So Mull Otter Group have been working up a sweat again. On Sunday 27th November a small group of us installed a set of reflectors at the side of the road near Pennygown. This is the second set for Mull, and the second in the area, which is a hot spot for otter road fatalities.
The reflectors angle the light from car headlights into the verge, where any otter considering crossing the road will hopefully wait until it’s safer to cross. This is part of our trial on Mull, but it has proved successful on Skye. We hope it will be successful on Mull.
True to form, MOG folk used this as an excuse to eat cake, but I suppose we’d burned off a few calories!
For what we believe to be the first time ever the Great British Beach Clean came to Mull on Saturday 17th.
MOG’s very own ‘Mull Adopt-a-Beach’ took part in this important initiative by the Marine Conservation Society in order to add to the important data that it collects on marine litter. The data is used to drive change e.g. carrier bag tax, and hopefully in the future a deposit return system for plastic bottles. It can also help identify sources of litter so that they can be tackled directly.
So with this in mind 18 or so intrepid volunteers (13 human and 5 canine!) turned up to Knock Hatchery to tackle marine litter on Mull. The weather was good, so we felt lucky, but then things got even better – a white-tailed eagle did a close fly-past as it checked out the possibility of grabbing one of the many ducks or gulls, and then landed on a post not 50m away! Everyone was supposed to be listening to the briefing at the time, but I think it’s OK to be distracted by such spectacles.
We surveyed a 100m stretch of the shore and cleared up probably another 1000m. Well done and many thanks to all involved. We then refreshed ourselves with a variety of snacks and tea/coffee before heading off.
Whilst the Great British Beach Clean always takes place over a weekend in September, MCS Beachwatch surveys can be done at any time, and anyone can register a beach, and start carrying out surveys for it. More information can be found here: MCS Beachwatch. If you do decide to become an MCS Beachwatcher please let us know!
On Mull early August means the summer shows. Mull Otter Group thoroughly enjoyed attending the Bunessan Show and the Salen Show this year. Both shows have lots to see and do, and it is a great chance to see how much is going on in the community.
It has to be said, Bunessan faired better with the weather, but the constant rain did not put off visitors to the Salen Show.

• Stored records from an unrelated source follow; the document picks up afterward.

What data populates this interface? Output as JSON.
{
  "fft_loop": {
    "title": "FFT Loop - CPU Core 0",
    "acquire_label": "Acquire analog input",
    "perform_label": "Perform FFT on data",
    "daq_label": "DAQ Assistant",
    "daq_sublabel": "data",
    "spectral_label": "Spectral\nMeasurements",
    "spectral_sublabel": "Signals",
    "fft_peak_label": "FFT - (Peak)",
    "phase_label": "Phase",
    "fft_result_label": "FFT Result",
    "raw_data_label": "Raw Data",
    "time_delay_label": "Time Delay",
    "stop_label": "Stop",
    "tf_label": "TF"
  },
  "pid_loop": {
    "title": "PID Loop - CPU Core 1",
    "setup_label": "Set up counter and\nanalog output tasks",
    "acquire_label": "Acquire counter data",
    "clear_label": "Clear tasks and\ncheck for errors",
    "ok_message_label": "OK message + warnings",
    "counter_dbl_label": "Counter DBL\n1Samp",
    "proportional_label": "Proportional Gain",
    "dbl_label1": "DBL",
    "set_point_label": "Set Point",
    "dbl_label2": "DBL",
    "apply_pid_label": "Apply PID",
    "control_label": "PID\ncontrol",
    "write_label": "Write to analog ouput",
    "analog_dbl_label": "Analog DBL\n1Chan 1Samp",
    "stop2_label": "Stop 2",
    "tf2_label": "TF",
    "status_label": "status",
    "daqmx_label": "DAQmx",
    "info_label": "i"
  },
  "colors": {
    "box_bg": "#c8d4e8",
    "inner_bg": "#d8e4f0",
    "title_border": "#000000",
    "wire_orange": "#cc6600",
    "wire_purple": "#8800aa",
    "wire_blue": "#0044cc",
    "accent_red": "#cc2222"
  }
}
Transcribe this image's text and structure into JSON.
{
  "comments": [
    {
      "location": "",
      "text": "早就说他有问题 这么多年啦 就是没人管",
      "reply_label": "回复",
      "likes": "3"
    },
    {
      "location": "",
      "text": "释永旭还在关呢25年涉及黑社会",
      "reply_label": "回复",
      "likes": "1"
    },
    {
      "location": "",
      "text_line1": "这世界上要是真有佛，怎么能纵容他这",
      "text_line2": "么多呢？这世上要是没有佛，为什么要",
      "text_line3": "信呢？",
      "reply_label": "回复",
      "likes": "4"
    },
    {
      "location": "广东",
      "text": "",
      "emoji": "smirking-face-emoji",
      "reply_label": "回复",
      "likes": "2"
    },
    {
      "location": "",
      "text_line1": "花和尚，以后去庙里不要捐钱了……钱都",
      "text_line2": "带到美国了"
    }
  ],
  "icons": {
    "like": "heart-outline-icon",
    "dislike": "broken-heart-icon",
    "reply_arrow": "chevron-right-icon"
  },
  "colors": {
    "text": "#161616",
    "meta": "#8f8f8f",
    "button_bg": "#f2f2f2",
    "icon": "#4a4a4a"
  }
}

MOG was very glad to have their stall safely tucked in a tent though.
We met lots of lovely people and our ‘Feed the Hungry Otter’ game went down a storm, especially with the children. Many thanks to everyone who visited our stall and helped us raise funds for otter conservation.